Records from a data collection:
■ ■ ■ ■ ■

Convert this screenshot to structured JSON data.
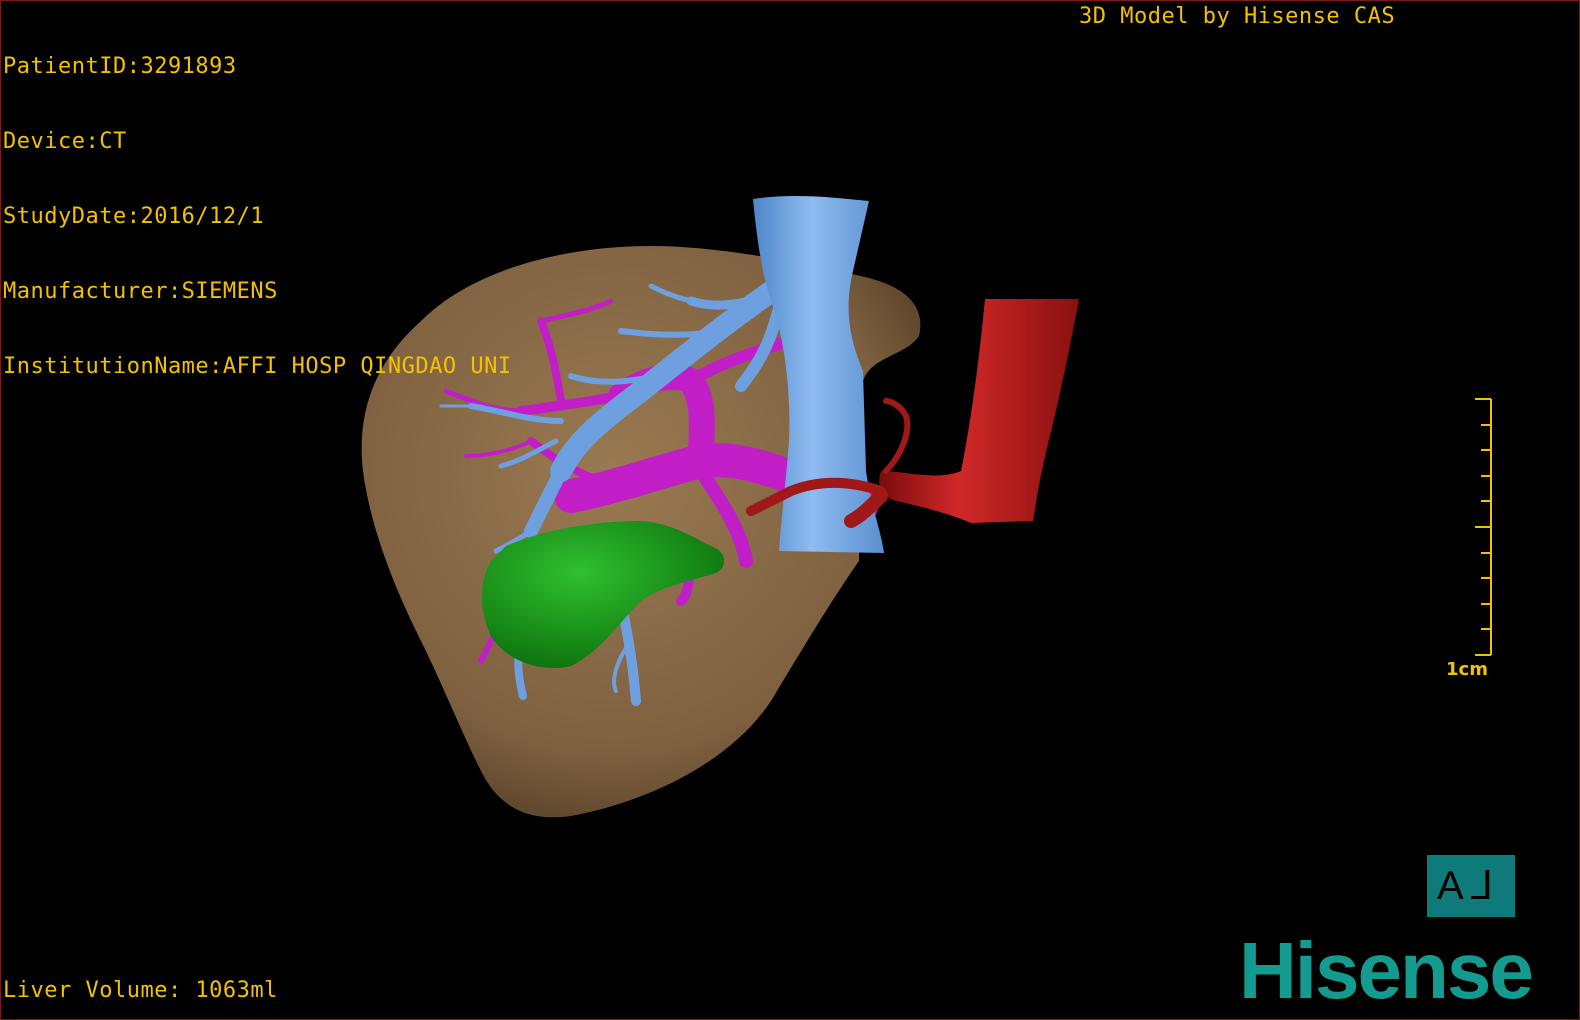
{
  "overlay": {
    "patient_id": "PatientID:3291893",
    "device": "Device:CT",
    "study_date": "StudyDate:2016/12/1",
    "manufacturer": "Manufacturer:SIEMENS",
    "institution": "InstitutionName:AFFI HOSP QINGDAO UNI",
    "model_credit": "3D Model by Hisense CAS",
    "liver_volume": "Liver Volume: 1063ml"
  },
  "scale": {
    "label": "1cm"
  },
  "orientation_cube": {
    "face_label_a": "A",
    "face_label_r": "⅃"
  },
  "brand": {
    "logo_text": "Hisense"
  },
  "model": {
    "structures": [
      {
        "name": "liver",
        "color": "#8a6a44"
      },
      {
        "name": "hepatic-veins",
        "color": "#6ea0e0"
      },
      {
        "name": "portal-vein",
        "color": "#c21ec8"
      },
      {
        "name": "tumor",
        "color": "#1a9a1a"
      },
      {
        "name": "aorta",
        "color": "#b01818"
      }
    ]
  },
  "colors": {
    "overlay_text": "#f2c200",
    "brand": "#149b8f",
    "cube": "#0f7a7a"
  }
}
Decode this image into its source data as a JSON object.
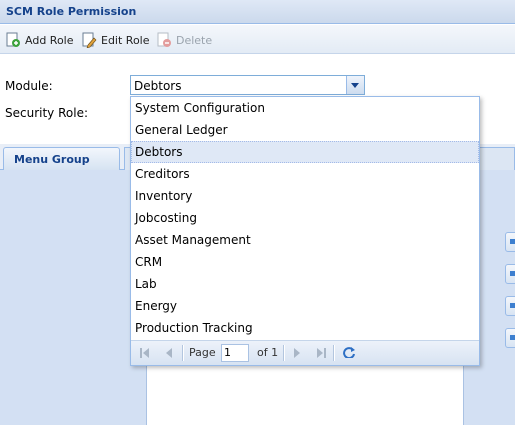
{
  "window": {
    "title": "SCM Role Permission"
  },
  "toolbar": {
    "add_label": "Add Role",
    "edit_label": "Edit Role",
    "delete_label": "Delete"
  },
  "form": {
    "module_label": "Module:",
    "module_value": "Debtors",
    "security_label": "Security Role:"
  },
  "tabs": {
    "menu_group": "Menu Group"
  },
  "dropdown": {
    "options": [
      "System Configuration",
      "General Ledger",
      "Debtors",
      "Creditors",
      "Inventory",
      "Jobcosting",
      "Asset Management",
      "CRM",
      "Lab",
      "Energy",
      "Production Tracking"
    ],
    "selected": "Debtors"
  },
  "pager": {
    "page_label": "Page",
    "page_value": "1",
    "of_label": "of 1"
  },
  "colors": {
    "accent": "#15428b",
    "border": "#99bbe8",
    "selected_row": "#dfe8f6"
  }
}
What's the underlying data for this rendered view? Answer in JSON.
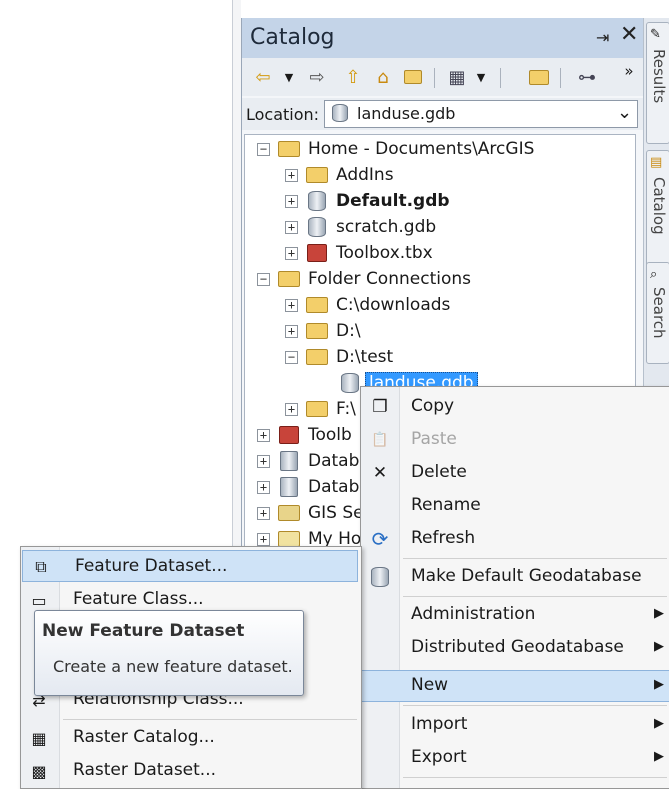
{
  "catalog": {
    "title": "Catalog",
    "pin_glyph": "⇥",
    "close_glyph": "✕",
    "location_label": "Location:",
    "location_value": "landuse.gdb",
    "toolbar_overflow": "»"
  },
  "side_tabs": [
    "Results",
    "Catalog",
    "Search"
  ],
  "tree": {
    "items": [
      {
        "label": "Home - Documents\\ArcGIS",
        "exp": "⊟"
      },
      {
        "label": "AddIns",
        "exp": "⊞"
      },
      {
        "label": "Default.gdb",
        "exp": "⊞"
      },
      {
        "label": "scratch.gdb",
        "exp": "⊞"
      },
      {
        "label": "Toolbox.tbx",
        "exp": "⊞"
      },
      {
        "label": "Folder Connections",
        "exp": "⊟"
      },
      {
        "label": "C:\\downloads",
        "exp": "⊞"
      },
      {
        "label": "D:\\",
        "exp": "⊞"
      },
      {
        "label": "D:\\test",
        "exp": "⊟"
      },
      {
        "label": "landuse.gdb",
        "exp": ""
      },
      {
        "label": "F:\\",
        "exp": "⊞"
      },
      {
        "label": "Toolb",
        "exp": "⊞"
      },
      {
        "label": "Datab",
        "exp": "⊞"
      },
      {
        "label": "Datab",
        "exp": "⊞"
      },
      {
        "label": "GIS Se",
        "exp": "⊞"
      },
      {
        "label": "My Ho",
        "exp": "⊞"
      }
    ]
  },
  "context_menu": {
    "items": [
      {
        "label": "Copy"
      },
      {
        "label": "Paste"
      },
      {
        "label": "Delete"
      },
      {
        "label": "Rename"
      },
      {
        "label": "Refresh"
      },
      {
        "label": "Make Default Geodatabase"
      },
      {
        "label": "Administration"
      },
      {
        "label": "Distributed Geodatabase"
      },
      {
        "label": "New"
      },
      {
        "label": "Import"
      },
      {
        "label": "Export"
      }
    ],
    "arrow": "▶"
  },
  "new_submenu": {
    "items": [
      {
        "label": "Feature Dataset..."
      },
      {
        "label": "Feature Class..."
      },
      {
        "label": "Relationship Class..."
      },
      {
        "label": "Raster Catalog..."
      },
      {
        "label": "Raster Dataset..."
      }
    ]
  },
  "tooltip": {
    "title": "New Feature Dataset",
    "body": "Create a new feature dataset."
  },
  "icons": {
    "delete": "✕",
    "refresh": "⟳",
    "copy": "❐",
    "paste": "📋"
  }
}
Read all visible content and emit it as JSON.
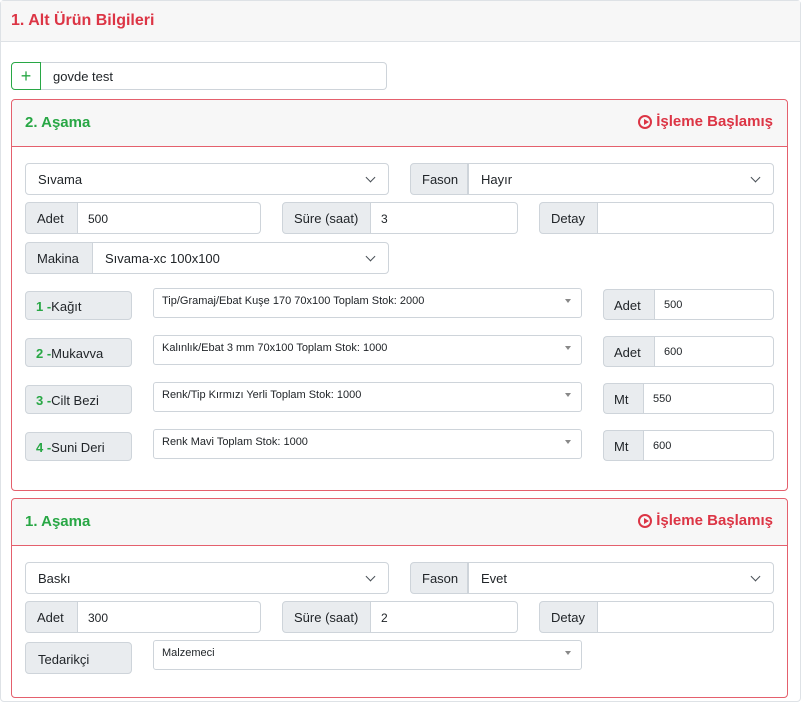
{
  "section": {
    "title": "1. Alt Ürün Bilgileri"
  },
  "subproduct": {
    "add_label": "+",
    "name": "govde test"
  },
  "stages": [
    {
      "title": "2. Aşama",
      "status": "İşleme Başlamış",
      "process": "Sıvama",
      "fason_label": "Fason",
      "fason_value": "Hayır",
      "adet_label": "Adet",
      "adet_value": "500",
      "sure_label": "Süre (saat)",
      "sure_value": "3",
      "detay_label": "Detay",
      "detay_value": "",
      "makina_label": "Makina",
      "makina_value": "Sıvama-xc 100x100",
      "materials": [
        {
          "idx": "1 -",
          "name": "Kağıt",
          "desc": "Tip/Gramaj/Ebat Kuşe 170 70x100 Toplam Stok: 2000",
          "unit": "Adet",
          "qty": "500"
        },
        {
          "idx": "2 -",
          "name": "Mukavva",
          "desc": "Kalınlık/Ebat 3 mm 70x100 Toplam Stok: 1000",
          "unit": "Adet",
          "qty": "600"
        },
        {
          "idx": "3 -",
          "name": "Cilt Bezi",
          "desc": "Renk/Tip Kırmızı Yerli Toplam Stok: 1000",
          "unit": "Mt",
          "qty": "550"
        },
        {
          "idx": "4 -",
          "name": "Suni Deri",
          "desc": "Renk Mavi Toplam Stok: 1000",
          "unit": "Mt",
          "qty": "600"
        }
      ]
    },
    {
      "title": "1. Aşama",
      "status": "İşleme Başlamış",
      "process": "Baskı",
      "fason_label": "Fason",
      "fason_value": "Evet",
      "adet_label": "Adet",
      "adet_value": "300",
      "sure_label": "Süre (saat)",
      "sure_value": "2",
      "detay_label": "Detay",
      "detay_value": "",
      "tedarikci_label": "Tedarikçi",
      "tedarikci_value": "Malzemeci"
    }
  ]
}
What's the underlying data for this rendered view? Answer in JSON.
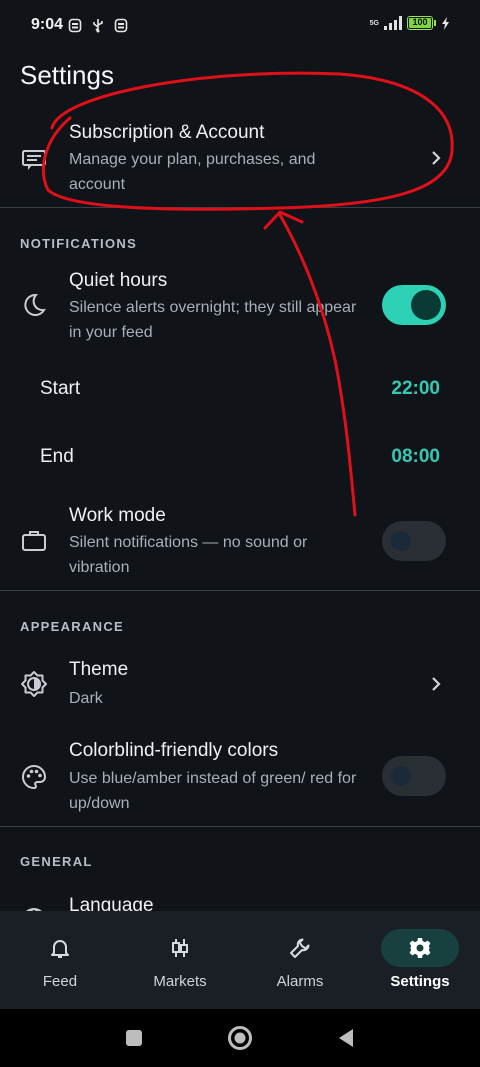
{
  "status_bar": {
    "time": "9:04",
    "network": "5G",
    "battery": "100"
  },
  "header": {
    "title": "Settings"
  },
  "subscription": {
    "title": "Subscription & Account",
    "subtitle": "Manage your plan, purchases, and account"
  },
  "notifications": {
    "section_label": "NOTIFICATIONS",
    "quiet_hours": {
      "title": "Quiet hours",
      "subtitle": "Silence alerts overnight; they still appear in your feed",
      "enabled": true
    },
    "start": {
      "label": "Start",
      "value": "22:00"
    },
    "end": {
      "label": "End",
      "value": "08:00"
    },
    "work_mode": {
      "title": "Work mode",
      "subtitle": "Silent notifications — no sound or vibration",
      "enabled": false
    }
  },
  "appearance": {
    "section_label": "APPEARANCE",
    "theme": {
      "title": "Theme",
      "subtitle": "Dark"
    },
    "colorblind": {
      "title": "Colorblind-friendly colors",
      "subtitle": "Use blue/amber instead of green/ red for up/down",
      "enabled": false
    }
  },
  "general": {
    "section_label": "GENERAL",
    "language": {
      "title": "Language"
    }
  },
  "bottom_nav": {
    "items": [
      {
        "label": "Feed",
        "icon": "bell-icon",
        "active": false
      },
      {
        "label": "Markets",
        "icon": "candlestick-icon",
        "active": false
      },
      {
        "label": "Alarms",
        "icon": "wrench-icon",
        "active": false
      },
      {
        "label": "Settings",
        "icon": "gear-icon",
        "active": true
      }
    ]
  },
  "colors": {
    "background": "#101318",
    "accent": "#2dd2b6",
    "time_value": "#35c9b3",
    "annotation": "#e0101a"
  }
}
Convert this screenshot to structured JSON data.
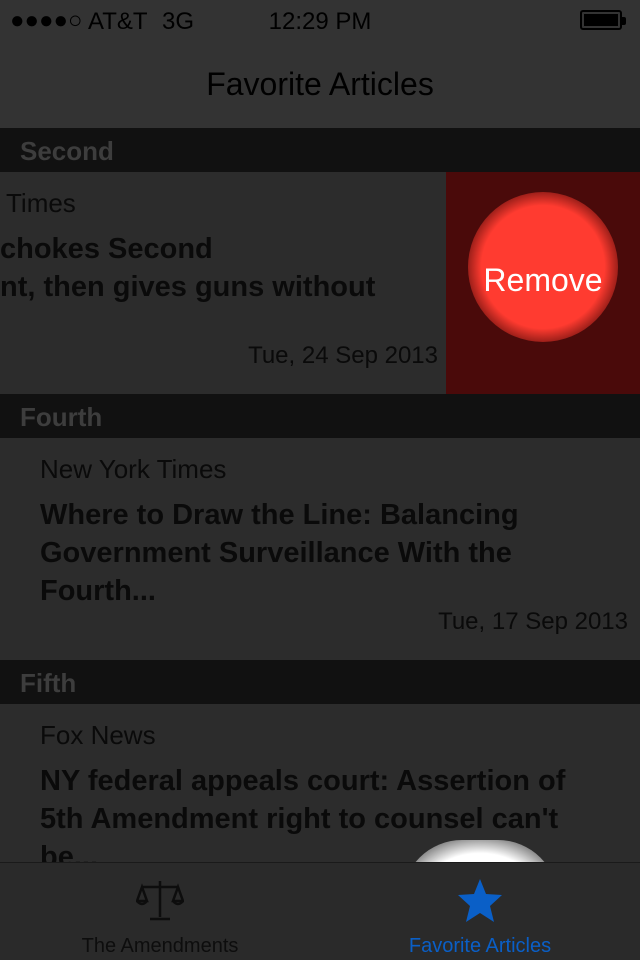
{
  "status_bar": {
    "signal": "●●●●○",
    "carrier": "AT&T",
    "network": "3G",
    "time": "12:29 PM"
  },
  "nav": {
    "title": "Favorite Articles"
  },
  "sections": [
    {
      "header": "Second",
      "article": {
        "source": "Times",
        "headline": "chokes Second nt, then gives guns without",
        "date": "Tue, 24 Sep 2013",
        "action_label": "Remove"
      }
    },
    {
      "header": "Fourth",
      "article": {
        "source": "New York Times",
        "headline": "Where to Draw the Line: Balancing Government Surveillance With the Fourth...",
        "date": "Tue, 17 Sep 2013"
      }
    },
    {
      "header": "Fifth",
      "article": {
        "source": "Fox News",
        "headline": "NY federal appeals court: Assertion of 5th Amendment right to counsel can't be..."
      }
    }
  ],
  "tabs": [
    {
      "label": "The Amendments",
      "icon": "scales-icon"
    },
    {
      "label": "Favorite Articles",
      "icon": "star-icon",
      "selected": true
    }
  ],
  "colors": {
    "accent": "#0a5fc7",
    "remove": "#ff3b30",
    "section_header": "#111111"
  }
}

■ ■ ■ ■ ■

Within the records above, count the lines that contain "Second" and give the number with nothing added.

## [Worked solution]
2